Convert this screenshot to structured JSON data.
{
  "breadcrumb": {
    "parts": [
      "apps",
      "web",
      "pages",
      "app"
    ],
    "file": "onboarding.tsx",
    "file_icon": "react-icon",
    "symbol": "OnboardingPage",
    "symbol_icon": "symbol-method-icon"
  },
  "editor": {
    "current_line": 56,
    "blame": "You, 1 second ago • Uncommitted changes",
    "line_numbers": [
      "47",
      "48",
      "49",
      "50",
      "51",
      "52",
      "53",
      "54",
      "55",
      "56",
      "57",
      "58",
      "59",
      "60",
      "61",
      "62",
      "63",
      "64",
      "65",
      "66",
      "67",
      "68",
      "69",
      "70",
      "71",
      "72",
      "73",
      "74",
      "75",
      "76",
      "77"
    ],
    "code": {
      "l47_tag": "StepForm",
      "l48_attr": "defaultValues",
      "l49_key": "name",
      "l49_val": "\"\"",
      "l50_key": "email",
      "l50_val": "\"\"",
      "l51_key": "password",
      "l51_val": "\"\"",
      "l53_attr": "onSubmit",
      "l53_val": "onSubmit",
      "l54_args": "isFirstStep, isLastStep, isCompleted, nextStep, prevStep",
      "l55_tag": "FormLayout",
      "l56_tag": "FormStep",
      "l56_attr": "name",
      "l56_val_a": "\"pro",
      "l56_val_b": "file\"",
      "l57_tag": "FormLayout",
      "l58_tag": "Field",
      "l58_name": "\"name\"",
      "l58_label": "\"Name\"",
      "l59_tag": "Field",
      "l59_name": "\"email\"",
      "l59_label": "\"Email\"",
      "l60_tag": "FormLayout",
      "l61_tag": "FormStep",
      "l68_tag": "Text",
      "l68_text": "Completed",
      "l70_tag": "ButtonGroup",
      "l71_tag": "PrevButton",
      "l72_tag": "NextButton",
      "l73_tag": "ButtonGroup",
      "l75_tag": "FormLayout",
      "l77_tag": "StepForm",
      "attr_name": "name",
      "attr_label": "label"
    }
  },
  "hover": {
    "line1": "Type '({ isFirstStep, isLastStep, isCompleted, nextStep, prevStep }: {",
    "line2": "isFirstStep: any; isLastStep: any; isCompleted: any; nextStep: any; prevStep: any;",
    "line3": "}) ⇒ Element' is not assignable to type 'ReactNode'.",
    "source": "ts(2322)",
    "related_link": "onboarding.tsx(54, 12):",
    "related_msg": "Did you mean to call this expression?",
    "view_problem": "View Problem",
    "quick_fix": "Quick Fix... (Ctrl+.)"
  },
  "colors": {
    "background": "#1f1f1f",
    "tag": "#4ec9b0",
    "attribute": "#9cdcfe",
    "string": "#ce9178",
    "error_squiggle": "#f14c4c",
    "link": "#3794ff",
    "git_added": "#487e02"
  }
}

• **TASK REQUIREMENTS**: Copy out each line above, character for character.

• **WRITTEN REPLY**:
Convert this screenshot to structured JSON data.
{
  "breadcrumb": {
    "parts": [
      "apps",
      "web",
      "pages",
      "app"
    ],
    "file": "onboarding.tsx",
    "file_icon": "react-icon",
    "symbol": "OnboardingPage",
    "symbol_icon": "symbol-method-icon"
  },
  "editor": {
    "current_line": 56,
    "blame": "You, 1 second ago • Uncommitted changes",
    "line_numbers": [
      "47",
      "48",
      "49",
      "50",
      "51",
      "52",
      "53",
      "54",
      "55",
      "56",
      "57",
      "58",
      "59",
      "60",
      "61",
      "62",
      "63",
      "64",
      "65",
      "66",
      "67",
      "68",
      "69",
      "70",
      "71",
      "72",
      "73",
      "74",
      "75",
      "76",
      "77"
    ],
    "code": {
      "l47_tag": "StepForm",
      "l48_attr": "defaultValues",
      "l49_key": "name",
      "l49_val": "\"\"",
      "l50_key": "email",
      "l50_val": "\"\"",
      "l51_key": "password",
      "l51_val": "\"\"",
      "l53_attr": "onSubmit",
      "l53_val": "onSubmit",
      "l54_args": "isFirstStep, isLastStep, isCompleted, nextStep, prevStep",
      "l55_tag": "FormLayout",
      "l56_tag": "FormStep",
      "l56_attr": "name",
      "l56_val_a": "\"pro",
      "l56_val_b": "file\"",
      "l57_tag": "FormLayout",
      "l58_tag": "Field",
      "l58_name": "\"name\"",
      "l58_label": "\"Name\"",
      "l59_tag": "Field",
      "l59_name": "\"email\"",
      "l59_label": "\"Email\"",
      "l60_tag": "FormLayout",
      "l61_tag": "FormStep",
      "l68_tag": "Text",
      "l68_text": "Completed",
      "l70_tag": "ButtonGroup",
      "l71_tag": "PrevButton",
      "l72_tag": "NextButton",
      "l73_tag": "ButtonGroup",
      "l75_tag": "FormLayout",
      "l77_tag": "StepForm",
      "attr_name": "name",
      "attr_label": "label"
    }
  },
  "hover": {
    "line1": "Type '({ isFirstStep, isLastStep, isCompleted, nextStep, prevStep }: {",
    "line2": "isFirstStep: any; isLastStep: any; isCompleted: any; nextStep: any; prevStep: any;",
    "line3": "}) ⇒ Element' is not assignable to type 'ReactNode'.",
    "source": "ts(2322)",
    "related_link": "onboarding.tsx(54, 12):",
    "related_msg": "Did you mean to call this expression?",
    "view_problem": "View Problem",
    "quick_fix": "Quick Fix... (Ctrl+.)"
  },
  "colors": {
    "background": "#1f1f1f",
    "tag": "#4ec9b0",
    "attribute": "#9cdcfe",
    "string": "#ce9178",
    "error_squiggle": "#f14c4c",
    "link": "#3794ff",
    "git_added": "#487e02"
  }
}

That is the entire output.